Though the Department of Veterans Affairs has already made “admirable” use of artificial intelligence, transparency “has got to be elevated to a top priority,” according to Rep. Matt Rosendale, R-Mont.
The Department of Veterans Affairs should disclose instances where artificial intelligence technologies engage with or make decisions that affect veterans, according to a top House Republican.
During a House Veterans’ Affairs Subcommittee on Technology Modernization hearing on Monday examining the department’s data privacy and AI efforts, Rep. Matt Rosendale, R-Mont. — the panel's chairman — noted that VA is working to use AI “for some admirable purposes” across the department.

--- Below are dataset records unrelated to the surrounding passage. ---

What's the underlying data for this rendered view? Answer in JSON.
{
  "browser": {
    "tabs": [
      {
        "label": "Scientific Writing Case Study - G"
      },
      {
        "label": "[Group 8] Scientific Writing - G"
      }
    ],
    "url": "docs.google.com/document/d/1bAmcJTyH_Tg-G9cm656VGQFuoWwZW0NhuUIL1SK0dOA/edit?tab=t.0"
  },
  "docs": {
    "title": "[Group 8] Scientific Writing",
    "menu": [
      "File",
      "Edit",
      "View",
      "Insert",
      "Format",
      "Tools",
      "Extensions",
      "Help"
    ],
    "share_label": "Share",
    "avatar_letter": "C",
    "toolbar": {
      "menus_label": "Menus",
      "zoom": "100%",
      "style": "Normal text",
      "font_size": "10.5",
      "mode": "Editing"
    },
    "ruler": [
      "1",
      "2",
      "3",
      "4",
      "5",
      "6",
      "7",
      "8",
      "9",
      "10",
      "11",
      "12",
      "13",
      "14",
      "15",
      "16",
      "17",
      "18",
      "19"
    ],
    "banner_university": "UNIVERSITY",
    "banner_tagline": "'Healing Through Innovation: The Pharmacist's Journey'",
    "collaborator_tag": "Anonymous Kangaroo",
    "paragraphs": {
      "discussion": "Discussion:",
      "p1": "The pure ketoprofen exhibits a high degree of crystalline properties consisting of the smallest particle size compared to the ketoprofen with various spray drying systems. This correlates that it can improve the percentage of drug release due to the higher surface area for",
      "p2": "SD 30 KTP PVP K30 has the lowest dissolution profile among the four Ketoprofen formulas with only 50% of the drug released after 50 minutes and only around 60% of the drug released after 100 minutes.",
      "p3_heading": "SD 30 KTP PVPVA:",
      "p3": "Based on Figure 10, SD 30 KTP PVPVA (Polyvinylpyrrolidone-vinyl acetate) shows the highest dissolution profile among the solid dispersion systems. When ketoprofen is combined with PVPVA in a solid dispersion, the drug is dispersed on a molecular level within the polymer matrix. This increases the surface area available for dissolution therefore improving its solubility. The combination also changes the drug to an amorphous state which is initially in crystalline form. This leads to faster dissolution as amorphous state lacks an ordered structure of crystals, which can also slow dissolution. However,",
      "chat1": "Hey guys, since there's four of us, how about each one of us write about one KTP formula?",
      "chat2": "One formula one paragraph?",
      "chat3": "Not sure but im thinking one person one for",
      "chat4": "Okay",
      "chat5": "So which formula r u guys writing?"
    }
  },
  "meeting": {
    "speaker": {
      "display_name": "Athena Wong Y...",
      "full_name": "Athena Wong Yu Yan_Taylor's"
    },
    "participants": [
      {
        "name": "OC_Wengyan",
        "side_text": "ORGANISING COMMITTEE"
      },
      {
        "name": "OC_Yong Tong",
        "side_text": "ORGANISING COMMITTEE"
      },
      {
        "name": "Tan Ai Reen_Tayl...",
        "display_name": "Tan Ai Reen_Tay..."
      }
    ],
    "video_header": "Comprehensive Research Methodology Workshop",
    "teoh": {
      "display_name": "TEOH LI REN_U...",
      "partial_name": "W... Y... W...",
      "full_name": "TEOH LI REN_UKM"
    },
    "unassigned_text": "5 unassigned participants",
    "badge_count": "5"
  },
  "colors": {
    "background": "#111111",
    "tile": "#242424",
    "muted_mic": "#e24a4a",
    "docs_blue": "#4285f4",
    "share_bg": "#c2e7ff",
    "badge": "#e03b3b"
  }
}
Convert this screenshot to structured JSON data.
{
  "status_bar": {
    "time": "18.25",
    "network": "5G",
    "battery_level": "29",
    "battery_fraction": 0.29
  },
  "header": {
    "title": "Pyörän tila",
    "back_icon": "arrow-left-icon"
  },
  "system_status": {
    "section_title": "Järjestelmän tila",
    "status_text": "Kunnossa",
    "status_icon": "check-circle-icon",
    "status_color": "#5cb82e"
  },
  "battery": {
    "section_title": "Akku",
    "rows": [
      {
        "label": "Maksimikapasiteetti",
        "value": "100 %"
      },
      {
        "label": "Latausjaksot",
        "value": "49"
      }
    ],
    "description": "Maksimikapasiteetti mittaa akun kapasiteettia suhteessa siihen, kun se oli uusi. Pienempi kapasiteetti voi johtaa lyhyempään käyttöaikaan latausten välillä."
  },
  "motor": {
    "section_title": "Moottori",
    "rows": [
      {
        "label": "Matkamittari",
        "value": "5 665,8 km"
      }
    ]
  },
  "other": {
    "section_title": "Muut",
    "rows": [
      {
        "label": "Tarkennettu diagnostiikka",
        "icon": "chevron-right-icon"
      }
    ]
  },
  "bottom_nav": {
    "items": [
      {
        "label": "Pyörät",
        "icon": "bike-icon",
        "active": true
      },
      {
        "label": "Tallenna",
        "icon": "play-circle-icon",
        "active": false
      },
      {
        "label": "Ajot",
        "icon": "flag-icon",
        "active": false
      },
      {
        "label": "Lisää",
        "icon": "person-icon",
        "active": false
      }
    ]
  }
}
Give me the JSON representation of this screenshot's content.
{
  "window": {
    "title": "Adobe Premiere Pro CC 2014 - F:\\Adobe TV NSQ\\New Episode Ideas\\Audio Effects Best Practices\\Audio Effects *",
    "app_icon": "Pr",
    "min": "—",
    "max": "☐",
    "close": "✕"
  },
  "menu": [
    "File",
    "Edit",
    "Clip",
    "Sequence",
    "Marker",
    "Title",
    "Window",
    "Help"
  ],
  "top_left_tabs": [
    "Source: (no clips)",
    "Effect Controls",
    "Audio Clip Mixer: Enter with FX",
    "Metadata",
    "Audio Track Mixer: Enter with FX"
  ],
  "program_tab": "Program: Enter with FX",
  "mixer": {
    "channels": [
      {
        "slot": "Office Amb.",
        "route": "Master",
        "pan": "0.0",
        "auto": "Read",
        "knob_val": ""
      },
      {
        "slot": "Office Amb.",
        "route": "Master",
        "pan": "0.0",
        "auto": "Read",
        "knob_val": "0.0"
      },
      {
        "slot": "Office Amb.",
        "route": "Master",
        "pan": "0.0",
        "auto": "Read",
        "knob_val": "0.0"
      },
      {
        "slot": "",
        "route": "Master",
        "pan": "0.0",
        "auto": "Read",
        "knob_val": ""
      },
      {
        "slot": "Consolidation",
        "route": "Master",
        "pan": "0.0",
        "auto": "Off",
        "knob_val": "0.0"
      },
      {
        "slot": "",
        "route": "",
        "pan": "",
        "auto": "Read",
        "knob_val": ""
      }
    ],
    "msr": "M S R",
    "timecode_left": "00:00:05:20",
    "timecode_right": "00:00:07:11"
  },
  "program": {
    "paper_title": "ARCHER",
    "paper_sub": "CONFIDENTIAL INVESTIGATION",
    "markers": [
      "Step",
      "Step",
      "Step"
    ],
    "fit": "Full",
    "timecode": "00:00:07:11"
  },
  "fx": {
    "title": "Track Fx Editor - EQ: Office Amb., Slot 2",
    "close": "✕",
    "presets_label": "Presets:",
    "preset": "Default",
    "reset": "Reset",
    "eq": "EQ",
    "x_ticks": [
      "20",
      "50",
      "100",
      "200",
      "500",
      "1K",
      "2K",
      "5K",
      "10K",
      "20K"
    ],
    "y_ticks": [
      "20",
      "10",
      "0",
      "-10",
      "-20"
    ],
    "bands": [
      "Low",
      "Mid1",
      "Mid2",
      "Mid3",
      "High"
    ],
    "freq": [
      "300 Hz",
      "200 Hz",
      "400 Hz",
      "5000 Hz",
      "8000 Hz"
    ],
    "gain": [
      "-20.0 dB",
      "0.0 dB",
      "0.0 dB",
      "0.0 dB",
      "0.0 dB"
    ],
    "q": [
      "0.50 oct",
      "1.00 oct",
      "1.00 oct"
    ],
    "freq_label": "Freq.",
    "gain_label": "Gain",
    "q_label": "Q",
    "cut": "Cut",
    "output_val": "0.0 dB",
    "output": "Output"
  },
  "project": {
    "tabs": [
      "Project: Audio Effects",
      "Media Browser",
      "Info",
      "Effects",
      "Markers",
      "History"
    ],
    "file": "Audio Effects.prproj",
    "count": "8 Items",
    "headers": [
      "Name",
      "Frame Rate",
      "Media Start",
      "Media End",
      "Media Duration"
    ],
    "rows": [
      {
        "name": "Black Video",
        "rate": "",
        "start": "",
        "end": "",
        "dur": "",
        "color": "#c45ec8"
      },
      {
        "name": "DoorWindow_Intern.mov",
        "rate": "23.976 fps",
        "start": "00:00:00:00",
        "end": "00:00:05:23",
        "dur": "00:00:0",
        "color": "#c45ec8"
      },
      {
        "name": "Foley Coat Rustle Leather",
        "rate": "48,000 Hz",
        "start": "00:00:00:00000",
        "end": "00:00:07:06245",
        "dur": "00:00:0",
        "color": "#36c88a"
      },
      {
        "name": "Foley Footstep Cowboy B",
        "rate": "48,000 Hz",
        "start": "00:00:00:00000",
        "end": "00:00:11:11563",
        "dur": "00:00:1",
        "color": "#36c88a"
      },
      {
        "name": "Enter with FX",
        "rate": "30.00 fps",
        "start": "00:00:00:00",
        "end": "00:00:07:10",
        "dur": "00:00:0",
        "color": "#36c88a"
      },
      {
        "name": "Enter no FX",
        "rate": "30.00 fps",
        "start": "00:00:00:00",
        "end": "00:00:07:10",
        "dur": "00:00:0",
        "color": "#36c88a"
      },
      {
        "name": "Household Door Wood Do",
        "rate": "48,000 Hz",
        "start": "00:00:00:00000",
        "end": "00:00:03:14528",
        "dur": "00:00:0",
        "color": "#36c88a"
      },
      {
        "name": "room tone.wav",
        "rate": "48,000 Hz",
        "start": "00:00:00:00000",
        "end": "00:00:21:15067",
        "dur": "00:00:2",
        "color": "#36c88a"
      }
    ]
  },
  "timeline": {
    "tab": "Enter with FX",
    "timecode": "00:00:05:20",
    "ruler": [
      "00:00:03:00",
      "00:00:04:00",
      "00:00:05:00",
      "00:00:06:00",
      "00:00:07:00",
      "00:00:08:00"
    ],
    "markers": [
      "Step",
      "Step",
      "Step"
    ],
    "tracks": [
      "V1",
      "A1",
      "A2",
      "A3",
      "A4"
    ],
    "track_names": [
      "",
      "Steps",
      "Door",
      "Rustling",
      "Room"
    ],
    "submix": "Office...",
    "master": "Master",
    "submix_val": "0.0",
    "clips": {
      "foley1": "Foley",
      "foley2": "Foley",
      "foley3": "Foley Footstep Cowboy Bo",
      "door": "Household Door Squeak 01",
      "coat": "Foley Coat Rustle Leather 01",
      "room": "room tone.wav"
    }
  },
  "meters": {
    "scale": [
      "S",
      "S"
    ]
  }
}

But he also warned that “using AI to predict clinical outcomes or mental health problems may be powerful, but it presents a host of ethical problems.”
Rosendale noted, for instance, that the department is “using natural language processing to extract signals of suicide risk from clinical progress notes and other medical records.”
While he said “we need to do whatever we can to prevent veteran suicide,” he expressed concern that ”this could lead to a violation of veterans’ rights” depending on the level of accuracy of the underlying software.
Gil Alterovitz — director of the VA’s National Artificial Intelligence Institute — said “there's always a human in the loop that then looks at the results” and that this process “is a way to help them sift through a large amount of text.”
But when asked by Rosendale about whether VA has “a good, consistent disclosure process that is being utilized and being signed off by our veterans” for the use of AI tools, Alterovitz confirmed that the department does not.
“That has got to be elevated to a top priority,” Rosendale said.
Stephania Griffin, director of VA’s Information Access and Privacy Office and Veterans Health Administration privacy officer, also told lawmakers “there’s not a specific notice” when veterans’ data is fed into an AI algorithm, noting that the HIPAA Privacy Rule and other applicable laws and regulations are “technology neutral” when it comes to “the use of personally identifiable information and protected health information.”
“We are required to give notice to our veterans and our patients on how we use their data, how we collect their data, how we share their data,” Griffin said, adding “but again, it's not specific to a technology.”
VA officials noted during the hearing that the department is in the process of establishing an AI governance board to comply with the Office of Management and Budget’s implementation guidance for President Joe Biden’s October 2023 executive order on AI. Griffin said discussions around public disclosure of the department’s use of AI is something that the board “needs to look at more closely.”
Rosendale’s comments echoed similar concerns from some of his colleagues in Congress, who have also pushed for agencies to be more transparent about their public-facing uses of AI.
A bipartisan group of lawmakers in the Senate and House — led by Sen. Gary Peters, D-Mich., and Rep. Clay Higgins, R-La. — introduced legislation last year that would require agencies to disclose when they are using “automated and augmented systems” to interact with the public or to “make critical decisions” that affect individuals’ education, employment, transportation, healthcare or asylum status.